  51. 51. OSGi Best Practices Raw OSGi APIs are powerful but create coupling o Isolate the use of the OSGi APIs to a minimal number of classes Best practices is to write POJOs that are not coupled to a framework o There are many such application models for OSGi  OSGi Declarative Services (xml descriptors)  Apache iPOJO (annotations)  Spring-DM (formerly Spring-OSGi)  Service Application Toolkit Pick one of these application models after you got your existing application running Convert the application part-by-part 51
  52. 52. OSGi Implementations Several independently implemented OSGi frameworks exist today, including four that are available as open source software o Equinox - the most widely deployed OSGi framework today owing to its use in the core runtime of Eclipse. It is also the official RI (Reference Implementation) of the OSGi spec. o Knopflerfish - popular and mature implementation of both OSGi Release 3 and 4.1. It is developed and maintained by Makewave AB o Apache Felix - a community implementation of the OSGi Release 4.x. It is designed particularly for compactness and ease of embedding, and is the smallest (JAR size ~360K) implementation o Concierge - a very compact and highly optimized implementation of OSGi Release 3. This makes it particularly suited to resource-constrained platforms such as mobile phones. 52
  53. 53. Markets & Solutions Automotive: BMW, Volvo, Bombardier… Mobile: Nokia, Ericsson, Motorolla… Smart Home: Bosh, Siemens, Phillips… E-Health: Siemens Med… Enterprise o Currently the OSGi framework is adopted by most enterprise Java vendors for internal use as the underlying infrastructure platform o Base for the new application server generation architecture o Oracle BEA mSA – micro-service architecture built on OSGi is the base for BEA products o JBoss MicroContainer - replaces old JMX MicroKernel o IBM WebSphere, Lotus as well as other ~200 products run on Equinox o JOnAS, SpringSource DM server… o Smaller vendors, such as SpringSource and Paremus, as well as open source projects such as Apache ServiceMix and Apache Aries, are starting to promote the direct use of the OSGi programming model in developing enterprise applications, and some early adopters such as LinkedIn and VMware have started to do so 53
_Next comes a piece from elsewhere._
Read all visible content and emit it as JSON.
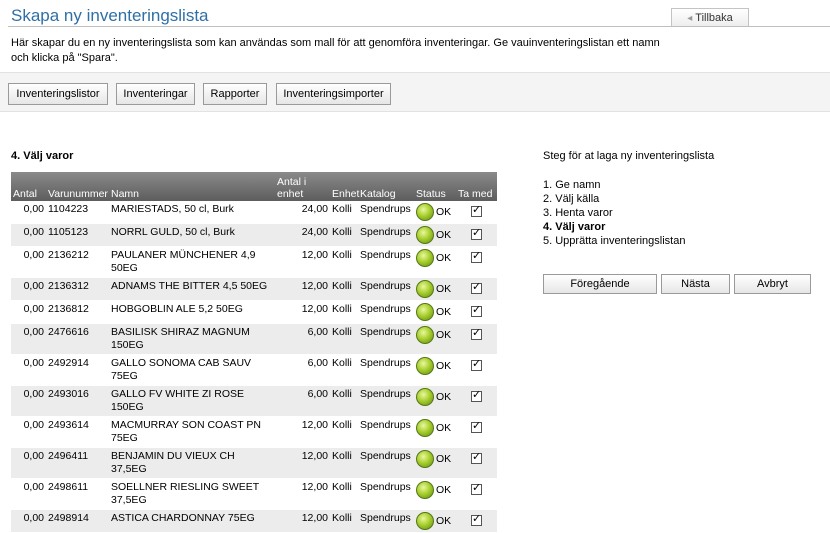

  54. 54. A bit of Java politics… JavaSE 7 (OpenJDK) long awaited features o G1 garbage collector o JSR 292: VM support for non-Java languages o JSR 294: Language and VM support for modular programming o Project „Jigsaw‟ – modularization of JDK(merged with JSR 294) Java 7 was expected at the end of 2009 The release date was postponed to Oct. 2010 Modularity and Jigsaw is in the center of continuous debates 54
  55. 55. Jigsaw - Motivation JDK is BIG o JDK 1.1 = 3.5Mb o JDK 6 = 65.2Mb (>1800% growth) o Startup time is relatively long • 306 classes to load for a simple “Hello World” o Difficult to evolve APIs • Deprecation has no meaning o Depending on whole JDK version is no longer feasible • Would like to depend on, e.g., Swing v2 and Concurrency v1.x • Or Swing 1.x but NO higher - now v2 can break compatibility o Doesn‟t scale down(for small devices) o Doesn‟t scale up(ME cannot run on SE) 55
  56. 56. Module (the Jigsaw way) org/company/services/ui/ module @1.0 { system jigsaw; requires module java-core @7; requires module java-swing @1.7.*; requires optional module commons-lang @ [2.4,3.0); requires private module @1.0; class; } org/company/services/ui/ public class Utils { module boolean foo(); //new access level modifier –“module” public boolean bar(); } java –m 56
  57. 57. Jigsaw - Summary No support for package-level dependencies Not dynamic – requires VM restarts on installing, updating and uninstalling a module No Lifecycle Does not offer collaboration model i.e.: services Questionable as primary development model for your application, but… A big step forward in terms of affirmation (from Sun) that modularity is important and currently missing from Java Probably the shortest path for modularizing JDK as a product 57
  58. 58. Useful Links OSGi Alliance Peter Kriens presentation Neil Bartlett‟s blog Equinox Apache Felix SpringSource repository 58